David Fincher has wanted to make a classic crime noir for several years now. People tend to forget, but the filmmaker almost directed “The Black Dahlia” (he was attached before Brian De Palma eventually took over), and for several years he tried to make “Torso,” an Eliot Ness crime thriller about the famous detective trying to stop a serial killer in 1930s Cleveland (director David Lowery is making that now).
In fact, when Fincher was attached to the adaptation of James Ellroy’s ‘Dahlia’ novel, he envisioned a five-hour, $80-million miniseries with movie stars (Tom Cruise being the lead). That obviously didn’t happen and the project fell through (and Fincher moved on to “Zodiac”). But it seems that Fincher is circling around a similar idea, once again with Ellroy.
Sources close to the project (the same sources who told us about the new Lonergan project announced this weekend, that we unfortunately slept on because of TIFF) tell us that Fincher and Ellroy are talking to HBO, and planning a nourish, possibly crime, show set in L.A., in a similar 1950s milieu (like Ellroy’s “L.A. Confidential”).
Details are scare at the moment, but Fincher and Ellroy are mutual admirers who go way back—after the “Black Dahlia” fell through, the two artists stayed in touch, and Ellroy even participated on one of the commentary tracks on the director's cut of "Zodiac" in 2007. No deal is in place yet, and all parties are still discussing the matter (though this could change soon), but the possibility of Fincher doing a hard-boiled '50s neo-noir with the great James Ellroy is a tantalizing prospect (note: pal Steven Soderbergh had a similar idea with Michael Douglas involved last year, but then got distracted with "The Knick"). As the L.A. Times wrote back in 2007, the men have a “mutual interest in obsession and the destruction it leaves behind.”

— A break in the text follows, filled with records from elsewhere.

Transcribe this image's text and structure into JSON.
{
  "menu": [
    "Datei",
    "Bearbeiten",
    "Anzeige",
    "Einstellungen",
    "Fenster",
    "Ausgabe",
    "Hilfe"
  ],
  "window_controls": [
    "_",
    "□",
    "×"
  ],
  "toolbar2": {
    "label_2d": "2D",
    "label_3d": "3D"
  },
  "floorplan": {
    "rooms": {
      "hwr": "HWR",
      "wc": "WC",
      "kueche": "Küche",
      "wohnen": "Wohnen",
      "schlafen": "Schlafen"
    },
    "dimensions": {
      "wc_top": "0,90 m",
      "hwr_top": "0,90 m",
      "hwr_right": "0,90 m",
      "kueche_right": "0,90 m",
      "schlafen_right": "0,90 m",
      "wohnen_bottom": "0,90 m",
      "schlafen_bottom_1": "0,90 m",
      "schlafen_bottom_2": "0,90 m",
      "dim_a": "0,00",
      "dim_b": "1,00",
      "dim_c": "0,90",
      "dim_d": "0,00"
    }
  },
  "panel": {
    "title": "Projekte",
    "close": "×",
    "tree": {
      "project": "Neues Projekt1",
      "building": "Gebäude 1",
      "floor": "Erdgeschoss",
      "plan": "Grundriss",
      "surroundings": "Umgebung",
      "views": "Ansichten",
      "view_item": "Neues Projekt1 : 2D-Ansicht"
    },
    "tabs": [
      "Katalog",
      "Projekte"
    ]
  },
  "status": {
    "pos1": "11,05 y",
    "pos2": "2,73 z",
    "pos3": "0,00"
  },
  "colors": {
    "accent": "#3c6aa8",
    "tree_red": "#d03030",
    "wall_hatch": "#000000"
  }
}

Fincher has “Gone Girl” coming in the fall, but at the moment his attention has shifted away from film towards television, and right now he is actively developing three TV shows and no movies. And a lot of it is happening at HBO. One is the aforementioned Ellroy project, another is reteaming with “Gone Girl” author Gillian Flynn for an adaptation of her “Utopia,” which already has a series order at HBO, and there’s also “Mind Hunter,” an old project with Charlize Theron involved (just as a producer) about the investigation of serial killers. That one was announced in 2010, but Fincher hasn’t given up on it. It could even turn up at Netflix.
To that end, Fincher's washed his hands clean of "House Of Cards" and won't be back to direct any more episodes. This really shouldn't be a surprise to anyone who watched season two become Beau Willimon’s thing, and Fincher announced his own shows around the same time. Fincher helmed no episodes in the second run and was barely involved creatively. Now all that's left is a token executive producer credit.
For those wondering (or hoping), tax credits in Australia or no, Fincher is still not directing Disney's "20,000 Leagues Under The Sea" any longer (he removed himself to that project a year ago and that hasn’t changed). Several issues were at hand there, but a $200 million dollar 3D project from an uncompromising filmmaker might have been the biggest hurdle. The project always made Disney nervous, and Fincher is not a fan of banging his head against the wall with films that don’t move forward. In case it does progress—for what it’s worth, Disney wanted Chris Hemsworth as the lead at the time—as of now it looks as if screenwriter Scott Z. Burns is still attached.
But right now Fincher’s finding the path of least resistance is in television. Studios there are all too happy to have him, and the idea of going, long, wide and deep into characters and story is currently his new fascination. If and when these projects get off the ground Fincher will be heavily involved, directing episodes and being integral to the creative process. But it seems, at the moment, the filmmaker's interest has shifted toward long form cinematic storytelling on different avenues of premium cable television.
Fun fact: the 2013 "Black Dahlia” graphic novel is co-credited to David Fincher because Matz (née French comic book writer Alexis Nolent) was so influenced by conversations with the filmmaker (who almost adapted Matz’s “The Killer” graphic novel back in the day).
Update: Deadline confirms our scoop.The project is called "Shakedown" and not an adaptation of Ellroy's 2012 novella of the same name.